Assignment: All the data below goes into the copy word for word, but the pictures don't.

Extracted material:
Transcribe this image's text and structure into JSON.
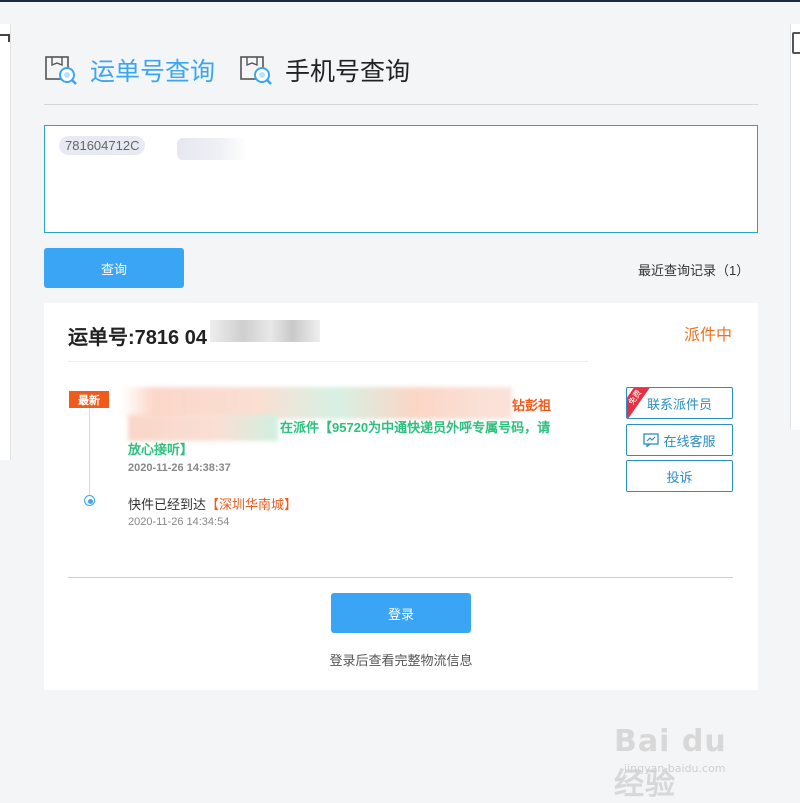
{
  "tabs": [
    {
      "label": "运单号查询",
      "icon": "package-search-icon",
      "active": true
    },
    {
      "label": "手机号查询",
      "icon": "package-search-icon",
      "active": false
    }
  ],
  "search": {
    "value": "781604712C"
  },
  "query_button": "查询",
  "history_link": "最近查询记录（1）",
  "result": {
    "waybill_label": "运单号:7816 04",
    "status": "派件中",
    "latest_badge": "最新",
    "events": [
      {
        "text_tail": "钻彭祖",
        "text_line2": "在派件【95720为中通快递员外呼专属号码，请",
        "text_line3": "放心接听】",
        "time": "2020-11-26 14:38:37"
      },
      {
        "text": "快件已经到达",
        "location": "【深圳华南城】",
        "time": "2020-11-26 14:34:54"
      }
    ],
    "actions": {
      "contact": "联系派件员",
      "free_tag": "免费",
      "chat": "在线客服",
      "complain": "投诉"
    },
    "login_button": "登录",
    "login_hint": "登录后查看完整物流信息"
  },
  "watermark": {
    "text": "Bai du 经验",
    "url": "jingyan.baidu.com"
  },
  "colors": {
    "accent": "#3ba5f5",
    "status": "#f0701d",
    "highlight_green": "#2ec07e",
    "badge": "#f05a1a"
  }
}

Response to this task:
Transcribe this image's text and structure into JSON.
{
  "tabs": [
    {
      "label": "运单号查询",
      "icon": "package-search-icon",
      "active": true
    },
    {
      "label": "手机号查询",
      "icon": "package-search-icon",
      "active": false
    }
  ],
  "search": {
    "value": "781604712C"
  },
  "query_button": "查询",
  "history_link": "最近查询记录（1）",
  "result": {
    "waybill_label": "运单号:7816 04",
    "status": "派件中",
    "latest_badge": "最新",
    "events": [
      {
        "text_tail": "钻彭祖",
        "text_line2": "在派件【95720为中通快递员外呼专属号码，请",
        "text_line3": "放心接听】",
        "time": "2020-11-26 14:38:37"
      },
      {
        "text": "快件已经到达",
        "location": "【深圳华南城】",
        "time": "2020-11-26 14:34:54"
      }
    ],
    "actions": {
      "contact": "联系派件员",
      "free_tag": "免费",
      "chat": "在线客服",
      "complain": "投诉"
    },
    "login_button": "登录",
    "login_hint": "登录后查看完整物流信息"
  },
  "watermark": {
    "text": "Bai du 经验",
    "url": "jingyan.baidu.com"
  },
  "colors": {
    "accent": "#3ba5f5",
    "status": "#f0701d",
    "highlight_green": "#2ec07e",
    "badge": "#f05a1a"
  }
}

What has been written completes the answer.